Spring Allergies Strike Early This Year
Experts Say Tree Pollen Season May Be Long and Painful
Pollen Seasons Getting Longer, More Severe
Researchers say the early allergy season isn’t a fluke. It may be part of a larger trend that’s being shaped by climate change.
A 2010 study that looked at 26 years’ worth of pollen counts for five allergens in northern Italy showed that as temperatures increased, pollen seasons stretched in that region by more than two weeks. Pollen counts were higher, too. Scientists saw about 25% more pollen in 2007 than they did in 1981. And there was evidence that more people were becoming sensitive to those allergens over time. It’s happening in this country, too.
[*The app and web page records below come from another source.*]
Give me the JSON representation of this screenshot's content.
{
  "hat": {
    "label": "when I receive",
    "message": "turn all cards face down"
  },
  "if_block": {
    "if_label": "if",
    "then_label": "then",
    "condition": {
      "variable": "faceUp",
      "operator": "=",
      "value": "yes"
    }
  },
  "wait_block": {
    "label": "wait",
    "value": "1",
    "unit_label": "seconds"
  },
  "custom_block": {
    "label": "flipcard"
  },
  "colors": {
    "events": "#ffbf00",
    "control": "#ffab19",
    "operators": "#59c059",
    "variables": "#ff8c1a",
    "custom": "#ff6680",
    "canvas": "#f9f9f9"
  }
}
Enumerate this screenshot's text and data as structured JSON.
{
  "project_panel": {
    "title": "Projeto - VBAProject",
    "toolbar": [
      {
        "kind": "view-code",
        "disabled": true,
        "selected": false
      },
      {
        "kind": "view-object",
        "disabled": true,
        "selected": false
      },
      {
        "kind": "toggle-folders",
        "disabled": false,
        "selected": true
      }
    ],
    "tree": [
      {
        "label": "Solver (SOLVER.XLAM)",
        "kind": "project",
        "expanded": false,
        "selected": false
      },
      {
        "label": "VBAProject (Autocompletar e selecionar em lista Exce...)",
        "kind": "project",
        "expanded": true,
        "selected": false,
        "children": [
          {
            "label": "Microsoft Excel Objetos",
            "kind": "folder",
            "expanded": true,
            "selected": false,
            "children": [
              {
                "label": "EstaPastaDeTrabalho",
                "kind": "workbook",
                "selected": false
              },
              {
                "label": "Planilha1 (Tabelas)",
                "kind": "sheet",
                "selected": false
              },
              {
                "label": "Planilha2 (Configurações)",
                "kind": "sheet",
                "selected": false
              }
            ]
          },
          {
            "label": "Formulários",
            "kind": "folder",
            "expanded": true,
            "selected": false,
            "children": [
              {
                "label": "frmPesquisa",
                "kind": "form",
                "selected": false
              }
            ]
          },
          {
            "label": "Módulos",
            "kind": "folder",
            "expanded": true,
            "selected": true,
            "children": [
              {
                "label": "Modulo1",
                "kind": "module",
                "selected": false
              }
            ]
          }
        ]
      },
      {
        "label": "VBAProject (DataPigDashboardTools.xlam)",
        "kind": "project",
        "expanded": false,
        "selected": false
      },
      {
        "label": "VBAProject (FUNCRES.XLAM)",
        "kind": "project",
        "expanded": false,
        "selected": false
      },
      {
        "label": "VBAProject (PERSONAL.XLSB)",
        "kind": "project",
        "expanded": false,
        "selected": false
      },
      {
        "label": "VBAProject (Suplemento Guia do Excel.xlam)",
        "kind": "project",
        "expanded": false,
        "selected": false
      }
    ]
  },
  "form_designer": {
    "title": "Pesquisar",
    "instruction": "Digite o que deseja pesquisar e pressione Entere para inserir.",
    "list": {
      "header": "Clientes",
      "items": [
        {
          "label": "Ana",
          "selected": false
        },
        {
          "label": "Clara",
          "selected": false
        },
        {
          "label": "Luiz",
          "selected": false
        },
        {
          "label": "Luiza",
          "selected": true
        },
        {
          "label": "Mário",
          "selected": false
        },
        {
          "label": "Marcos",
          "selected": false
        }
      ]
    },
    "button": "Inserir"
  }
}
“We’re seeing a very consistent change in how early plants flower in the spring,” says Lewis Ziska, PhD, a research plant physiologist at the USDA’s Crop Systems and Global Change Laboratory in Beltsville, Md.
What’s more, the warmer temperatures are affecting all plants, not just trees.
Ziska has been tracking ragweed, a plant that is usually a problem in the fall. In a study published last year, he found that ragweed seasons were getting longer in the U.S. and Canada, with northern regions seeing the biggest increases. In Minneapolis, for example, the ragweed season was about 16 days longer in 2009 than it was in 1995. In Saskatoon, Canada, it was nearly a month longer in 2009 than in 1995.
“We really need to kind of sit back, take notice of it, and say, ‘This is something we need to pay attention to,’” Ziska says.
Advice for Allergy Sufferers
When possible, the best strategy is to try to avoid the pollen. That means staying indoors.
If you have to be outdoors, Bensch says it’s smart to use a mask to protect your airway.
Tight-fitting glasses can help keep the pollen out of your eyes.
When inside, keep your doors and windows shut. Turning on the air conditioning can help keep the air clean, Bensch says.
“Central air systems work great to filter indoor air, but you’ve got to change the filters. Not enough people change their filters regularly enough,” he says.
A shower before bed will wash pollen out of your hair and keep it off your pillow. That may make it easier to get a good night’s sleep.